Aim of the exercise: Below are the records to retype. Keep every character exactly and leave out the pictures.

Supplied data:
______________________________
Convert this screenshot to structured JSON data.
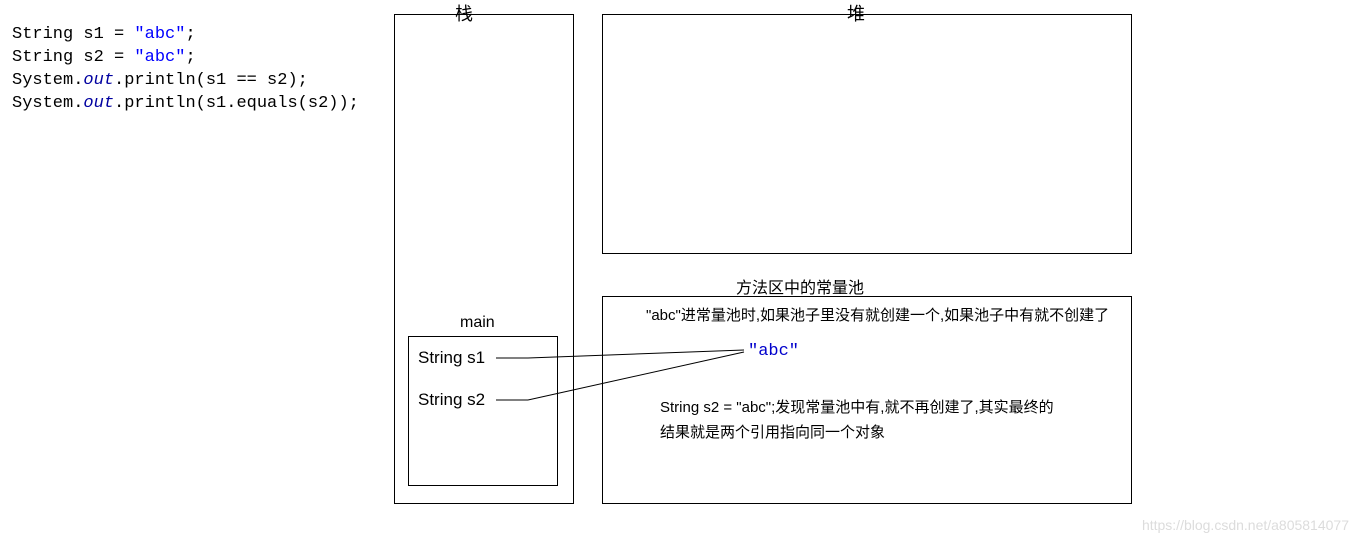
{
  "code": {
    "line1_pre": "String s1 = ",
    "line1_str": "\"abc\"",
    "line1_post": ";",
    "line2_pre": "String s2 = ",
    "line2_str": "\"abc\"",
    "line2_post": ";",
    "line3_pre": "System.",
    "line3_out": "out",
    "line3_post": ".println(s1 == s2);",
    "line4_pre": "System.",
    "line4_out": "out",
    "line4_post": ".println(s1.equals(s2));"
  },
  "labels": {
    "stack": "栈",
    "heap": "堆",
    "main": "main",
    "s1": "String s1",
    "s2": "String s2",
    "constpool": "方法区中的常量池"
  },
  "pool": {
    "note1": "\"abc\"进常量池时,如果池子里没有就创建一个,如果池子中有就不创建了",
    "abc": "\"abc\"",
    "note2": "String s2 = \"abc\";发现常量池中有,就不再创建了,其实最终的结果就是两个引用指向同一个对象"
  },
  "watermark": "https://blog.csdn.net/a805814077"
}
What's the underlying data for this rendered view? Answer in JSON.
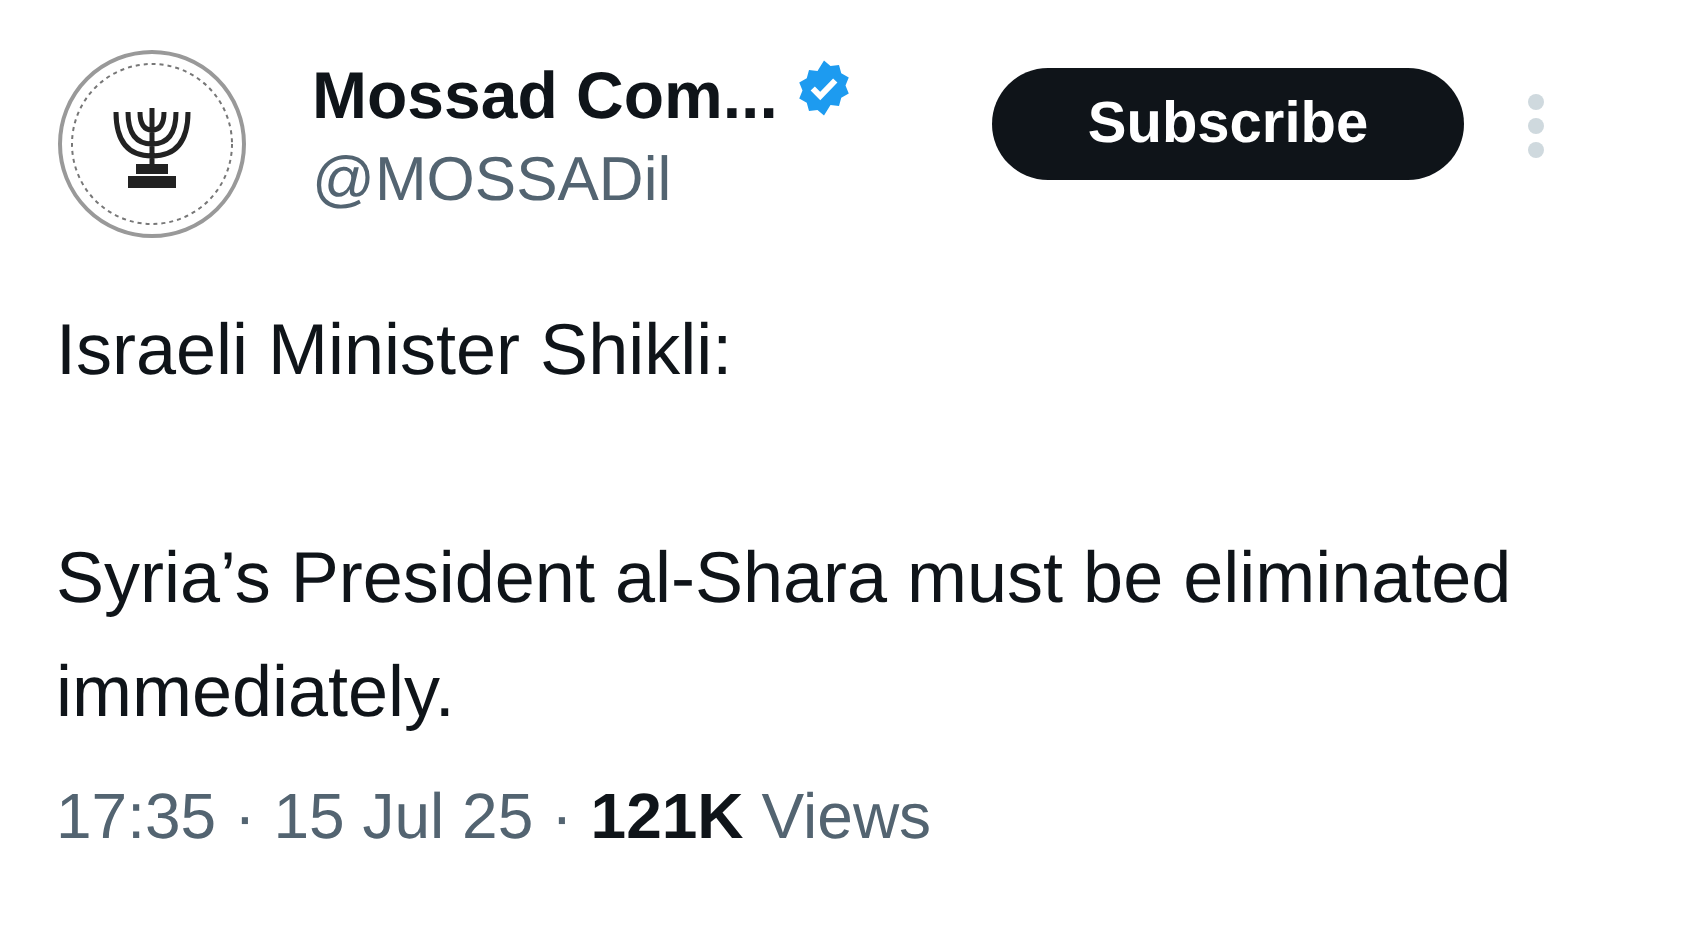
{
  "author": {
    "name": "Mossad Com...",
    "verified": true,
    "handle": "@MOSSADil"
  },
  "subscribe_button": "Subscribe",
  "body": [
    "Israeli Minister Shikli:",
    "Syria’s President al-Shara must be eliminated immediately."
  ],
  "meta": [
    {
      "kind": "text",
      "text": "17:35"
    },
    {
      "kind": "separator",
      "text": "·"
    },
    {
      "kind": "text",
      "text": "15 Jul 25"
    },
    {
      "kind": "separator",
      "text": "·"
    },
    {
      "kind": "count",
      "text": "121K"
    },
    {
      "kind": "text",
      "text": "Views"
    }
  ]
}
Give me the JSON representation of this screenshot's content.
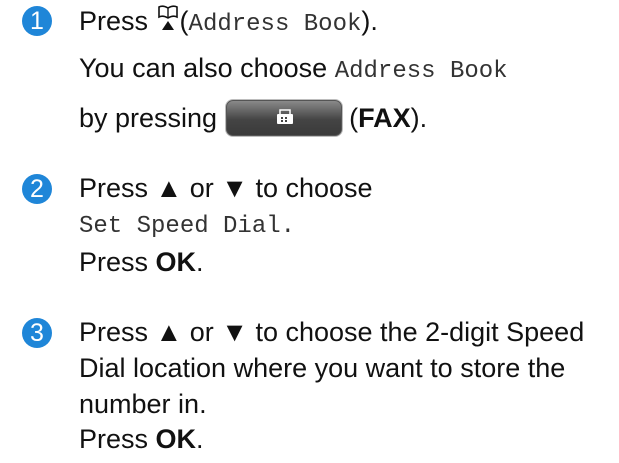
{
  "step1": {
    "number": "1",
    "press_word": "Press",
    "icon": "address-book-icon",
    "paren_open": "(",
    "menu_item": "Address Book",
    "paren_close": ").",
    "line2_text": "You can also choose",
    "line2_item": "Address Book",
    "line3_text": "by pressing",
    "button_icon": "fax-icon",
    "button_label": "FAX",
    "line3_end": ")."
  },
  "step2": {
    "number": "2",
    "instruction": "Press ▲ or ▼ to choose",
    "menu_item": "Set Speed Dial.",
    "press_word": "Press",
    "ok_label": "OK",
    "period": "."
  },
  "step3": {
    "number": "3",
    "line1": "Press ▲ or ▼ to choose the 2-digit Speed",
    "line2": "Dial location where you want to store the",
    "line3": "number in.",
    "press_word": "Press",
    "ok_label": "OK",
    "period": "."
  },
  "colors": {
    "step_badge": "#1f86d8",
    "fax_button": "#444444"
  }
}
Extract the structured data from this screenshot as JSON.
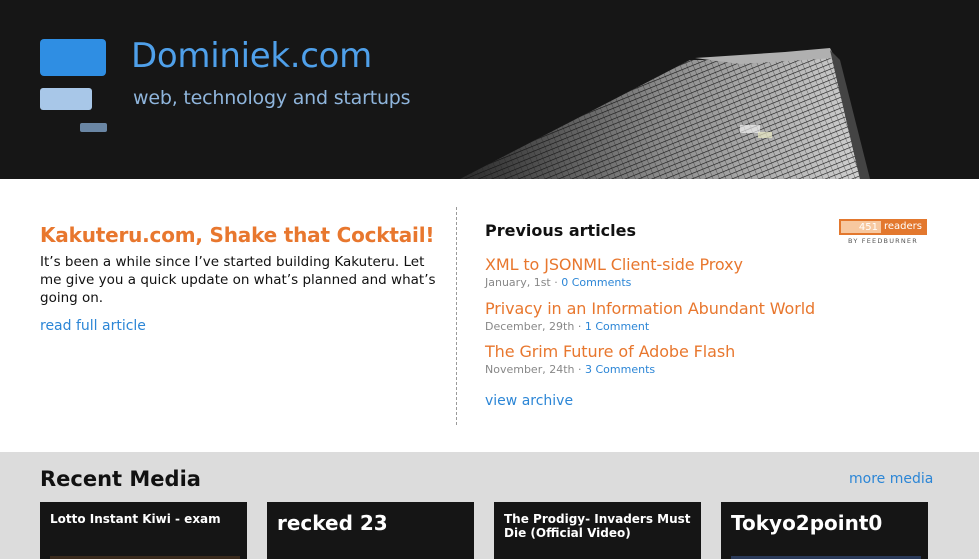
{
  "header": {
    "site_title": "Dominiek.com",
    "tagline": "web, technology and startups"
  },
  "featured": {
    "title": "Kakuteru.com, Shake that Cocktail!",
    "excerpt": "It’s been a while since I’ve started building Kakuteru. Let me give you a quick update on what’s planned and what’s going on.",
    "link_label": "read full article"
  },
  "previous": {
    "heading": "Previous articles",
    "articles": [
      {
        "title": "XML to JSONML Client-side Proxy",
        "date": "January, 1st",
        "comments": "0 Comments"
      },
      {
        "title": "Privacy in an Information Abundant World",
        "date": "December, 29th",
        "comments": "1 Comment"
      },
      {
        "title": "The Grim Future of Adobe Flash",
        "date": "November, 24th",
        "comments": "3 Comments"
      }
    ],
    "archive_label": "view archive",
    "separator": "·"
  },
  "feedburner": {
    "count": "451",
    "label": "readers",
    "sub": "BY FEEDBURNER"
  },
  "media": {
    "heading": "Recent Media",
    "more_label": "more media",
    "items": [
      {
        "title": "Lotto Instant Kiwi - exam"
      },
      {
        "title": "recked 23"
      },
      {
        "title": "The Prodigy- Invaders Must Die (Official Video)"
      },
      {
        "title": "Tokyo2point0"
      }
    ]
  },
  "colors": {
    "accent_orange": "#e8772e",
    "link_blue": "#2c86d6",
    "logo_blue": "#2f8ee3"
  }
}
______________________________
Task output:
Convert this screenshot to structured JSON data.
{
  "code": {
    "line1_pre": "String s1 = ",
    "line1_str": "\"abc\"",
    "line1_post": ";",
    "line2_pre": "String s2 = ",
    "line2_str": "\"abc\"",
    "line2_post": ";",
    "line3_pre": "System.",
    "line3_out": "out",
    "line3_post": ".println(s1 == s2);",
    "line4_pre": "System.",
    "line4_out": "out",
    "line4_post": ".println(s1.equals(s2));"
  },
  "labels": {
    "stack": "栈",
    "heap": "堆",
    "main": "main",
    "s1": "String s1",
    "s2": "String s2",
    "constpool": "方法区中的常量池"
  },
  "pool": {
    "note1": "\"abc\"进常量池时,如果池子里没有就创建一个,如果池子中有就不创建了",
    "abc": "\"abc\"",
    "note2": "String s2 = \"abc\";发现常量池中有,就不再创建了,其实最终的结果就是两个引用指向同一个对象"
  },
  "watermark": "https://blog.csdn.net/a805814077"
}
What's the underlying data for this rendered view? Answer in JSON.
{
  "author": {
    "name": "Mossad Com...",
    "verified": true,
    "handle": "@MOSSADil"
  },
  "subscribe_button": "Subscribe",
  "body": [
    "Israeli Minister Shikli:",
    "Syria’s President al-Shara must be eliminated immediately."
  ],
  "meta": [
    {
      "kind": "text",
      "text": "17:35"
    },
    {
      "kind": "separator",
      "text": "·"
    },
    {
      "kind": "text",
      "text": "15 Jul 25"
    },
    {
      "kind": "separator",
      "text": "·"
    },
    {
      "kind": "count",
      "text": "121K"
    },
    {
      "kind": "text",
      "text": "Views"
    }
  ]
}
Give me the JSON representation of this screenshot's content.
{
  "step1": {
    "number": "1",
    "press_word": "Press",
    "icon": "address-book-icon",
    "paren_open": "(",
    "menu_item": "Address Book",
    "paren_close": ").",
    "line2_text": "You can also choose",
    "line2_item": "Address Book",
    "line3_text": "by pressing",
    "button_icon": "fax-icon",
    "button_label": "FAX",
    "line3_end": ")."
  },
  "step2": {
    "number": "2",
    "instruction": "Press ▲ or ▼ to choose",
    "menu_item": "Set Speed Dial.",
    "press_word": "Press",
    "ok_label": "OK",
    "period": "."
  },
  "step3": {
    "number": "3",
    "line1": "Press ▲ or ▼ to choose the 2-digit Speed",
    "line2": "Dial location where you want to store the",
    "line3": "number in.",
    "press_word": "Press",
    "ok_label": "OK",
    "period": "."
  },
  "colors": {
    "step_badge": "#1f86d8",
    "fax_button": "#444444"
  }
}
Extract the structured data from this screenshot as JSON.
{
  "header": {
    "site_title": "Dominiek.com",
    "tagline": "web, technology and startups"
  },
  "featured": {
    "title": "Kakuteru.com, Shake that Cocktail!",
    "excerpt": "It’s been a while since I’ve started building Kakuteru. Let me give you a quick update on what’s planned and what’s going on.",
    "link_label": "read full article"
  },
  "previous": {
    "heading": "Previous articles",
    "articles": [
      {
        "title": "XML to JSONML Client-side Proxy",
        "date": "January, 1st",
        "comments": "0 Comments"
      },
      {
        "title": "Privacy in an Information Abundant World",
        "date": "December, 29th",
        "comments": "1 Comment"
      },
      {
        "title": "The Grim Future of Adobe Flash",
        "date": "November, 24th",
        "comments": "3 Comments"
      }
    ],
    "archive_label": "view archive",
    "separator": "·"
  },
  "feedburner": {
    "count": "451",
    "label": "readers",
    "sub": "BY FEEDBURNER"
  },
  "media": {
    "heading": "Recent Media",
    "more_label": "more media",
    "items": [
      {
        "title": "Lotto Instant Kiwi - exam"
      },
      {
        "title": "recked 23"
      },
      {
        "title": "The Prodigy- Invaders Must Die (Official Video)"
      },
      {
        "title": "Tokyo2point0"
      }
    ]
  },
  "colors": {
    "accent_orange": "#e8772e",
    "link_blue": "#2c86d6",
    "logo_blue": "#2f8ee3"
  }
}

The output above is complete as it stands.